*Exercise goal:* Where does "value" occur in the listing? Copy every line that holds it.

BEGIN Task input

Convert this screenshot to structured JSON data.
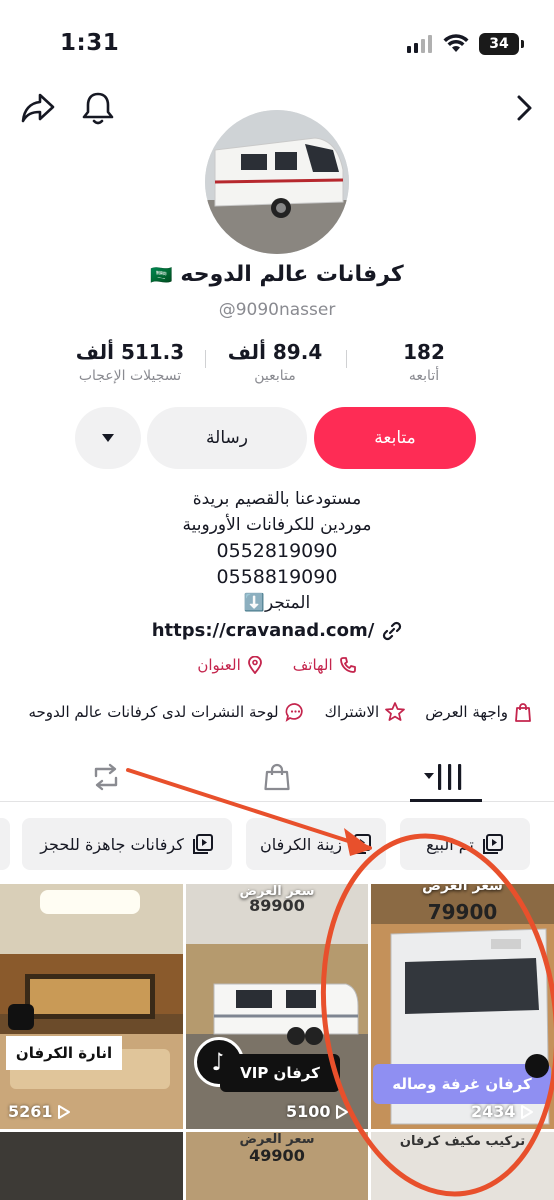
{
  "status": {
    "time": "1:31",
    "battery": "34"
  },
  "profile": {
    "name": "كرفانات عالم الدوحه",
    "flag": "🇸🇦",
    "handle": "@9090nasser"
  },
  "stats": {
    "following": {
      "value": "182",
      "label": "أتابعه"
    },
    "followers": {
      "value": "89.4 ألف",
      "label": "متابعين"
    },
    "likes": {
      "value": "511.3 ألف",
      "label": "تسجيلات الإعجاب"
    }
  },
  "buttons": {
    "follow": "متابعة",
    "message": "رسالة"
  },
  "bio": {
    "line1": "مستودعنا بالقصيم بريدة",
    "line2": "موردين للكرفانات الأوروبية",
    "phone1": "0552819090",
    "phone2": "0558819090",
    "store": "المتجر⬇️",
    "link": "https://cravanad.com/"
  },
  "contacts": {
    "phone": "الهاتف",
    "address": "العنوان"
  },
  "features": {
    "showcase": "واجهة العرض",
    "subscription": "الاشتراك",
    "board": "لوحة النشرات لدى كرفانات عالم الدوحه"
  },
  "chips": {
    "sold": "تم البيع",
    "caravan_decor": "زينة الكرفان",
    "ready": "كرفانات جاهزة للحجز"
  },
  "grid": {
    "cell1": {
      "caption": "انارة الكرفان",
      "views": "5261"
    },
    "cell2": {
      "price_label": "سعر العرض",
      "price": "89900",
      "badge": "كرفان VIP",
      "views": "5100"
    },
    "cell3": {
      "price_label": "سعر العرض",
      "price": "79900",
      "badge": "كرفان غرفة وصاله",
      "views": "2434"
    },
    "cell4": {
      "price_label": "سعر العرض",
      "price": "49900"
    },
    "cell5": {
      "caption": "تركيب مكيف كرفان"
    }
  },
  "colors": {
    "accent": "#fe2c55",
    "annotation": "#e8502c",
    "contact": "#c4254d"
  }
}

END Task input
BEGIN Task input

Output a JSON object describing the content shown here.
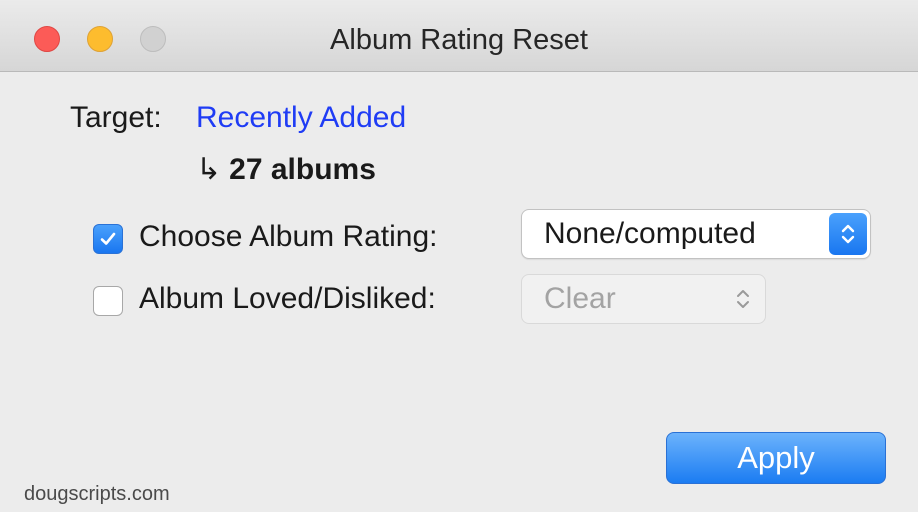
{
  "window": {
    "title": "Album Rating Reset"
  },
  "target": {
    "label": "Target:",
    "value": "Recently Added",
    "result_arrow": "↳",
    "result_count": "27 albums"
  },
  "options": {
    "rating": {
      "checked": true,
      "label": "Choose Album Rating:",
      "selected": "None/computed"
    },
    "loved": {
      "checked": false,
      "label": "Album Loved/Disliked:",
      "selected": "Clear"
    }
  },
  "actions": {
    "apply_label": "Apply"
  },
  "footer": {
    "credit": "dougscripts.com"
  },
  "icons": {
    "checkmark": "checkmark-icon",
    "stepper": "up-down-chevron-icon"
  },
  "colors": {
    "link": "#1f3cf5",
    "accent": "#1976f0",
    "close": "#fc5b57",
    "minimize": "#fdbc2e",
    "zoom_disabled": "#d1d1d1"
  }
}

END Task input

*Result of this exercise:*
      "value": "182",
      "value": "89.4 ألف",
      "value": "511.3 ألف",
    "value": "Recently Added",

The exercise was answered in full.